─── PROVIDED INFORMATION

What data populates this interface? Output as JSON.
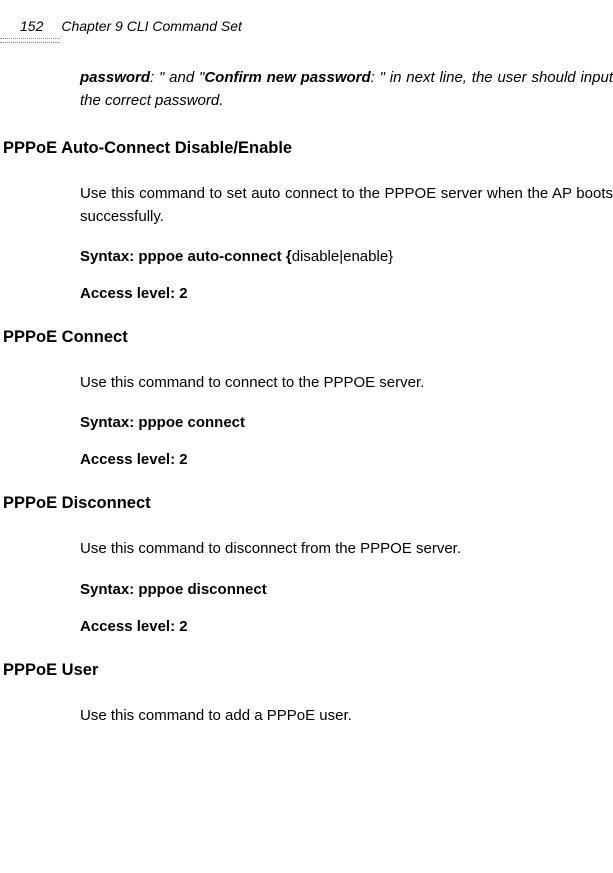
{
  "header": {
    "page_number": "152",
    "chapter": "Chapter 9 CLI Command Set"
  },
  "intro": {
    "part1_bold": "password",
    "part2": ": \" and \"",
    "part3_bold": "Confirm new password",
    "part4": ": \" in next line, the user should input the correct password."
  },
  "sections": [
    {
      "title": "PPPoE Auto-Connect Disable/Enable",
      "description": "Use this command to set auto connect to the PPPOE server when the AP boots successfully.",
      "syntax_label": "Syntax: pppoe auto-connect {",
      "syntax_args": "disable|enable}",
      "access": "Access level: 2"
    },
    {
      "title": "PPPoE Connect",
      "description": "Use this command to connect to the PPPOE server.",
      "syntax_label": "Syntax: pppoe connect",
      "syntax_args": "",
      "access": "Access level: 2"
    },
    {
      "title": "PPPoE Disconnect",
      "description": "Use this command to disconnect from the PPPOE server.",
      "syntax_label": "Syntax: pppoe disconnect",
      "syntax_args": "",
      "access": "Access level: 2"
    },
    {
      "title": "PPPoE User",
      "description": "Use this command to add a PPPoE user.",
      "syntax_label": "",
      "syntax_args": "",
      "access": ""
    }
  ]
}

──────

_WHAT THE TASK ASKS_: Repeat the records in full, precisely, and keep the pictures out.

_RESULT_:
What data populates this interface? Output as JSON.
{
  "header": {
    "page_number": "152",
    "chapter": "Chapter 9 CLI Command Set"
  },
  "intro": {
    "part1_bold": "password",
    "part2": ": \" and \"",
    "part3_bold": "Confirm new password",
    "part4": ": \" in next line, the user should input the correct password."
  },
  "sections": [
    {
      "title": "PPPoE Auto-Connect Disable/Enable",
      "description": "Use this command to set auto connect to the PPPOE server when the AP boots successfully.",
      "syntax_label": "Syntax: pppoe auto-connect {",
      "syntax_args": "disable|enable}",
      "access": "Access level: 2"
    },
    {
      "title": "PPPoE Connect",
      "description": "Use this command to connect to the PPPOE server.",
      "syntax_label": "Syntax: pppoe connect",
      "syntax_args": "",
      "access": "Access level: 2"
    },
    {
      "title": "PPPoE Disconnect",
      "description": "Use this command to disconnect from the PPPOE server.",
      "syntax_label": "Syntax: pppoe disconnect",
      "syntax_args": "",
      "access": "Access level: 2"
    },
    {
      "title": "PPPoE User",
      "description": "Use this command to add a PPPoE user.",
      "syntax_label": "",
      "syntax_args": "",
      "access": ""
    }
  ]
}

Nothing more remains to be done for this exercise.